In some cases, you may be able to redirect a dog behavior at home, but experts recommend working with a board-certified veterinary behaviorist or certified applied animal behaviorist for more serious issues.Is a Dog Behaviorist the Same as a Dog Trainer?The term "dog behaviorist" is often used loosely to encompass a range of professionals, including dog trainers, certified applied animal behaviorists (CAAB) and veterinary behaviorists.A doctorate from an accredited college or university in veterinary medicine plus two years in a university-approved residency in animal behavior and three additional years of professional experience in applied animal behavior.Should You Work With a Trainer, Dog Behaviorist or Veterinary Behaviorist?That could include things like dogs jumping up on people, pulling on the leash or barking until you serve them food.Issues that require professional help, Dr.Bright says, include “separation anxiety, dogs that cannot be handled without biting, and dogs that are ‘reactive,’ meaning they lunge and bark at things in the environment—from cars and skateboards to other dogs and people.”.To find qualified dog trainers, Dr.Bright and other experts recommend looking for certifications from organizations such as Certification Council for Professional Dog Trainers (CCPDT) or International Association of Animal Behavior Consultants (IAABC).Veterinary Behaviorists and CAAB.There are currently only 86 board-certified veterinary behaviorists (DACVB) throughout the world.The ABS website has a directory of certified animal applied behaviorists that you can search as well. .

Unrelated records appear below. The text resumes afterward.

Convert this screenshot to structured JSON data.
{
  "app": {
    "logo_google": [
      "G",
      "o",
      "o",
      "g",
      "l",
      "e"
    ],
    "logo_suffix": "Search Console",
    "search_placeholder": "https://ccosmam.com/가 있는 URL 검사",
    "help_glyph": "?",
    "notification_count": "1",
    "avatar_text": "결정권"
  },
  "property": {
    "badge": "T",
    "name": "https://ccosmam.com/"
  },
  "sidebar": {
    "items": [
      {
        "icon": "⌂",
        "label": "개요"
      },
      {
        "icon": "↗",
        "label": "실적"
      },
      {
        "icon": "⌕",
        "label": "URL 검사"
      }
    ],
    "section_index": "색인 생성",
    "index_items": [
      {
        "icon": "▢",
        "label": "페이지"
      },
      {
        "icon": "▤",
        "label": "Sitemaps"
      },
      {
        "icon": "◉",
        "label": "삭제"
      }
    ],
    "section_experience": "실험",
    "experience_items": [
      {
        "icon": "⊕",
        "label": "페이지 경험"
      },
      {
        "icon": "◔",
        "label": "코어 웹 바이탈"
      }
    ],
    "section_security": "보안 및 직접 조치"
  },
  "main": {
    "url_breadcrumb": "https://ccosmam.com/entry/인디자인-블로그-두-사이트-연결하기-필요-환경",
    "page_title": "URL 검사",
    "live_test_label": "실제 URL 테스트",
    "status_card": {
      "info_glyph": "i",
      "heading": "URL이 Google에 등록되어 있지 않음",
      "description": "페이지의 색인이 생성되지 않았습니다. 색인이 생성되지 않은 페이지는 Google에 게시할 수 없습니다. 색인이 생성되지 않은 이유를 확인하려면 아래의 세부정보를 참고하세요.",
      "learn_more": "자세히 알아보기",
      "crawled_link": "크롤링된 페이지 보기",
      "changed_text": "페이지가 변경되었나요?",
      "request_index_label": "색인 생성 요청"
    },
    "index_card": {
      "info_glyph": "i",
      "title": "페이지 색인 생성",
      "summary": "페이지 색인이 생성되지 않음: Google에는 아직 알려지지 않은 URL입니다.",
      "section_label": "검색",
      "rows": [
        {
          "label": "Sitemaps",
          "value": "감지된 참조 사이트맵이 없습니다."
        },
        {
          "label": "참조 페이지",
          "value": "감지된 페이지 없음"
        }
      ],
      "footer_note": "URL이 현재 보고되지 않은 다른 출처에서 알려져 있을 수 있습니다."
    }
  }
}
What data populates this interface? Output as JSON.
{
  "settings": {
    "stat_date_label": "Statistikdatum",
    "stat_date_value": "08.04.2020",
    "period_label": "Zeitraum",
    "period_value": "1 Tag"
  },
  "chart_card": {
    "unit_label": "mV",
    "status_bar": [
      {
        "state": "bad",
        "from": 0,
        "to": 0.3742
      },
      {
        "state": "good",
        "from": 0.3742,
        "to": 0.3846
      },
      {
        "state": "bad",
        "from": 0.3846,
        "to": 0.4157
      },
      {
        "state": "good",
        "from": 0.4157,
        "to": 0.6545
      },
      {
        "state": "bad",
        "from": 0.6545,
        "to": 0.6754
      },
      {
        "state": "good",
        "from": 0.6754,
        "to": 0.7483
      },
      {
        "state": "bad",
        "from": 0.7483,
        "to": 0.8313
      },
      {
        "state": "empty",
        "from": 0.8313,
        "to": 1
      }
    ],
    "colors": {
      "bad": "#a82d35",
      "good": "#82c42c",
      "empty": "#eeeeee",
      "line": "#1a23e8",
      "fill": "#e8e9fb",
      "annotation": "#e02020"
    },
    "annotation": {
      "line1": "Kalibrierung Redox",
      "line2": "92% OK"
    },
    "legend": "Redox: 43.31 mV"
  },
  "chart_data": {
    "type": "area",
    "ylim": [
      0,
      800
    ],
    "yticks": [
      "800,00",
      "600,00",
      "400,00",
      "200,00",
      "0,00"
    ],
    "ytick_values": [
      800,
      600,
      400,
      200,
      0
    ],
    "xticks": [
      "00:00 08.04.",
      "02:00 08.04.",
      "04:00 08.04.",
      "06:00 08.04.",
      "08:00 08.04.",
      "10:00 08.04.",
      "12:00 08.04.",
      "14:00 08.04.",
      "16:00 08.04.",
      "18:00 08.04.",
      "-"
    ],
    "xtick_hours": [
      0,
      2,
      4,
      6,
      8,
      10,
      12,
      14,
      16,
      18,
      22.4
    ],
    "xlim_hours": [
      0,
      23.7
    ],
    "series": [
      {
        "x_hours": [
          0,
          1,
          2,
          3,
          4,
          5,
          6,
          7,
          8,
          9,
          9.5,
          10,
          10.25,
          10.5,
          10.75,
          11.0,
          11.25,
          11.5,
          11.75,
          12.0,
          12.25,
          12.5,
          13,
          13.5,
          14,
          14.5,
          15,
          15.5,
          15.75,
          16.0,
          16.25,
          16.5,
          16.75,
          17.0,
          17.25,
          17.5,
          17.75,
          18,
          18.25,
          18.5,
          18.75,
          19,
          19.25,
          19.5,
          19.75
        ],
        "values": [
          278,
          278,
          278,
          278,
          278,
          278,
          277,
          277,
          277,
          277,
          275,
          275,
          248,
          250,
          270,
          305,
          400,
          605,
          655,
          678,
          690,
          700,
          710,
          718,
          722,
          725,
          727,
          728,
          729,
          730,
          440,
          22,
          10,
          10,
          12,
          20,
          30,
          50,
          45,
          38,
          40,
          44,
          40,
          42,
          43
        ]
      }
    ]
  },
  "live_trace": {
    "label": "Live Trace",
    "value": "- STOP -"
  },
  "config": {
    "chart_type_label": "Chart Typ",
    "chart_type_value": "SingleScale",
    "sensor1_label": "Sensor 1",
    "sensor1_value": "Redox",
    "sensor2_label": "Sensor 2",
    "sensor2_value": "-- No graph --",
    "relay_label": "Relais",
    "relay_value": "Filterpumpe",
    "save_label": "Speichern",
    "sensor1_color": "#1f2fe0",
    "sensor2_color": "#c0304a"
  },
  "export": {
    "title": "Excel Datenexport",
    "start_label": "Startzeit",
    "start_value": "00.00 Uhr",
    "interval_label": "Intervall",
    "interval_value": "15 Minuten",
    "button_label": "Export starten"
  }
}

Trainers.Trainers can be formally educated through professional programs or college coursework in ethology, psychology or animal sciences.· Association of Animal Behavior Professionals.· International Animal Trainers Certification Board.Behavior consultants specialize in helping owners deal with complex problem behaviors, such as aggression- and fear-based issues.Although there is no state requirement, they are usually formally educated and certified by the International Association of Animal Behavior Consultants or the Certification Council for Professional Dog Trainers.Trainers, behavior consultants and behaviorists can be members of various professional organizations.· Association of Pet Dog Trainers. .
What Is an Animal Behaviorist? Here's What Dog Owners Should

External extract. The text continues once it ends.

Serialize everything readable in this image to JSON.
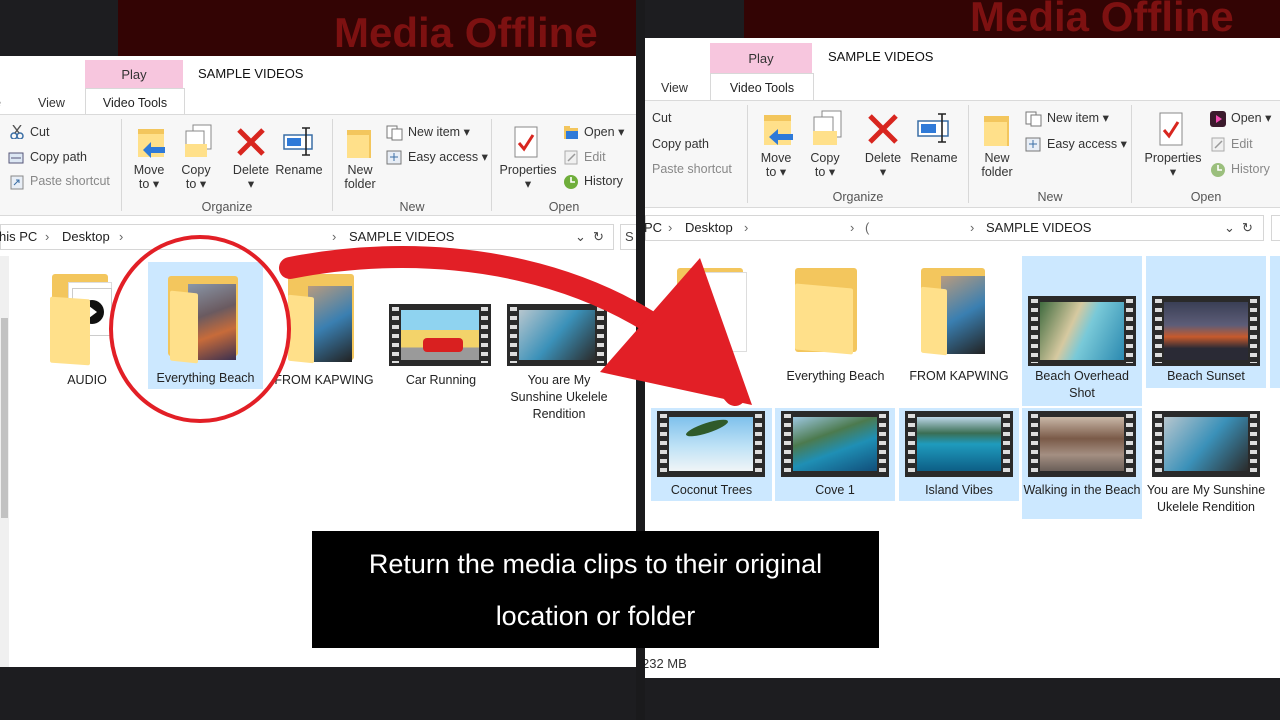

Similar to professional dog training, the field of animal behavior is unregulated, and, unfortunately, anyone can call herself a behaviorist, regardless of her training, ability, or background.In addition, there are levels of expertise in the field, from trainers who work with dogs with behavior issues, to behavior consultants, to certified applied animal behaviorists and board-certified veterinary behaviorists.The Certification Council for Professional Dog Trainers (CCPDT) and the International Association of Animal Behavior Consultants (IAABC) are two professional organizations that certify behavioral consultants who specialize in dogs.The only people officially titled “animal behaviorists” are those certified by the Animal Behavior Society (ABS).If your vet rules out an underlying medical condition, then you might want to discuss consulting an animal behaviorist.Whether you work with a behavior consultant, applied animal behaviorist, or veterinary behaviorist, you should be able to rely on his or her vast knowledge and education to help determine what’s to blame for your dog’s problem behavior. .